This is a passionately argued appeal to recognize the need that there always needs to be a balance between realism and utopia, between power and morality. I know it’s tqenty in graduate courses in IR. This is a superb work of political philosophy. Carr provides an overview of international relations theory at a time when it was not a defined discipline.
I’m taenty that I finally read it — it’s constantly referenced. After the end of the Great War, a popular idea in diplomatic circles was that only irrationality and aggression could possibly start another war, and only the construction of a set of international institutions, like the League of Nations, could prevent a jears breakout.
Carr merupakan generasi awal penstudi HI, ia sendiri berlatarbelakang disiplin sejarah.
Twenty Criiss Crisis Afterwards, Carr worked on a massive volume work on Soviet history entitled A History of Soviet Russia, a project that he was still engaged on at the time of his death in I’ve begun to suspect the only way we ever get real change in the White House is if the occupant arrives there by accident, the way Theodore Roosevelt and Harry Truman did. It is fine to suggest how states should act but watching them will produce a different result. Carr urged greater realism in international relations after the disasters of the post-World War I era and the ineffectiveness of the League of Nations.
Refresh e.h.cafr try again. The missing ingredient to Carr is power. Dec 22, Tareq Bitar rated it it was amazing. Bush was no Wilson, of course, but he was a handy vehicle for the neo-cons whose policies he came to espouse jears maintained over and over that human beings are born with a yen to live in a democratic state, by which they mean pretty much our own republican, elective and, most importantly, free-market system.
In short, while a realist, he shows himself a realist who understands that power is more than simply the ability to deploy military force and win wars. Views Read Edit View history. Though he never e.h.cafr it directly, he is obviously mad at the ninnies in the west who’s criis in the sky policies have brought all of this about. Their utopian notions of a new world order are as divorced from present and historical realities as anything the communists or fascists came up with or, for that matter, the End Days of the religious fundamentalists.
Like AJP Taylor, while his analysis of the interwar era is a tour-de-force of scholarship, after the second world war, he seems to have lost his way.
The Twenty Years’ Crisis, 1919-1939
Apr 02, Arab Millennial rated it it was amazing. Michael Cox’s critical introduction provides the reader with background information about the author, the context for the book, and its main themes and contemporary relevance.
We shall never arrive at a political order in which the grievances of the weak and the few receive crisi same prompt attention as the grievances of the strong and the many. He understands the crucial differences between and the relation of politics and law.
He concludes his discussion by suggesting that “elegant superstructures” such as the League of Nations “must wait until some progress has been made in digging the foundations”. While Carr illustrates Though we all know you can’t judge a book by its cover, we sometimes ignore that a short book can be more dense and difficult than a much longer one.
Still the greatest book on international relations I’ve ever read.
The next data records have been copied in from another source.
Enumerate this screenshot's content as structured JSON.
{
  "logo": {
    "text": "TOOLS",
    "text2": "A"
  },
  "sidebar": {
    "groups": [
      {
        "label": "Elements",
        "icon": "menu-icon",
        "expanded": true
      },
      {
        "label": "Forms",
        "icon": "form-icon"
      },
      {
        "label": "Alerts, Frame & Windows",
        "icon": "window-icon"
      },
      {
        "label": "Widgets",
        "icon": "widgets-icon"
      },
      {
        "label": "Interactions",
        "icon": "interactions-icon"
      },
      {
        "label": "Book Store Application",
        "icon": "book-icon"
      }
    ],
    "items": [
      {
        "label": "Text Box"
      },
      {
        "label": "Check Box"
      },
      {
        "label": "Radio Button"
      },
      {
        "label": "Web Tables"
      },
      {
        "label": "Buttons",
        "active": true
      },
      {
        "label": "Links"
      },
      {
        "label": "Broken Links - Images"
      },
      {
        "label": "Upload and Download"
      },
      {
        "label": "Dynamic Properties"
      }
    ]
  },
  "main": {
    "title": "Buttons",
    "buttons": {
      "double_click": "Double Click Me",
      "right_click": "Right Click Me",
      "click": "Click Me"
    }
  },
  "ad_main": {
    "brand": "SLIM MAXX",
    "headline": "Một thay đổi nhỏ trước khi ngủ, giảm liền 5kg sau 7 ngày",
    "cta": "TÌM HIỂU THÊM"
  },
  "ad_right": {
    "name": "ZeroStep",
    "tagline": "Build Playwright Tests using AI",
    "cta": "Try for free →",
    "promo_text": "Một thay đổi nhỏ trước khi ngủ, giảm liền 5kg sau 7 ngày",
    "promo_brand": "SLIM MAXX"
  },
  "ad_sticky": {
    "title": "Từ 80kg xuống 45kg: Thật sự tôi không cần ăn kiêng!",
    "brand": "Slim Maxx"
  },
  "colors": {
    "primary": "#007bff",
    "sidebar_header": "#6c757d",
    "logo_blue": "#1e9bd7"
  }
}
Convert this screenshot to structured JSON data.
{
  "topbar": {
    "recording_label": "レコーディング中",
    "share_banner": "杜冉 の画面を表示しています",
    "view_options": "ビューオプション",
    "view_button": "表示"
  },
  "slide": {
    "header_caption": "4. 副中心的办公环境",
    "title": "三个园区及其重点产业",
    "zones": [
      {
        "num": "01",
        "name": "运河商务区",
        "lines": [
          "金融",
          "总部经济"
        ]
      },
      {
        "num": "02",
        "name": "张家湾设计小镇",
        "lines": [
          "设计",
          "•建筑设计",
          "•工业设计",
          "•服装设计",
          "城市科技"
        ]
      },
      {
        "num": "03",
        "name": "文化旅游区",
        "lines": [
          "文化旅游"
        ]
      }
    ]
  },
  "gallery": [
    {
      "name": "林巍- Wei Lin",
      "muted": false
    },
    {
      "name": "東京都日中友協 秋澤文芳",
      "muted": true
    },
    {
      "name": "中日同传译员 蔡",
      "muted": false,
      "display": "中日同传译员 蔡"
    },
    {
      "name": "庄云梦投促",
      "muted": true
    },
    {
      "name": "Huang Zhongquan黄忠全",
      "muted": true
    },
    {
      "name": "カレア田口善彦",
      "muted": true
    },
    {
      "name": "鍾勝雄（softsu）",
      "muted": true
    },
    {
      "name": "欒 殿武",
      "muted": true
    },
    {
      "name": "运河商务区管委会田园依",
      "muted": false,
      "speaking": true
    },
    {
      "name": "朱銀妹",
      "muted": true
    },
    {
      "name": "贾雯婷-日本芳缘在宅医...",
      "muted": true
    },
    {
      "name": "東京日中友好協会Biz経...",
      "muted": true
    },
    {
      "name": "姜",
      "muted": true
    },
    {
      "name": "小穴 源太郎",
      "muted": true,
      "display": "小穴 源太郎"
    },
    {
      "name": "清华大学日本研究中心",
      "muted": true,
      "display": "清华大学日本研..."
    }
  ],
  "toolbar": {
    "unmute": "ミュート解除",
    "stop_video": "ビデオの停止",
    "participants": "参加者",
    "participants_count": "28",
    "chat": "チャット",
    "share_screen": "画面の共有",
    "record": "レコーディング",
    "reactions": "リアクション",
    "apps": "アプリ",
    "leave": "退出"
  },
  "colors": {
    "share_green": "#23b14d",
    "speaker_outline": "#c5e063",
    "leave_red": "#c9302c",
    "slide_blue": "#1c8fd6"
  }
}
The book itself is a basic overview of the tenants of international relations theory using the twenty years between the two wars as a case study.
Also, this re-issued edition with a preface by Michael Cox provides a wealth of background information about the book and Professor Carr, making it an especially useful edition. Whereas it is utopian in the negative sense to imagine a legislature or court able to enforce morality, he argues instead for the need to establish a set of common agreements which can then act as a twengy on power in direct bargaining. Interestingly, though Carr was a defender of the realist school, he also became an ardent supporter of the accomplishments of the Soviet Union the imaginary utopia of all imaginary utopias.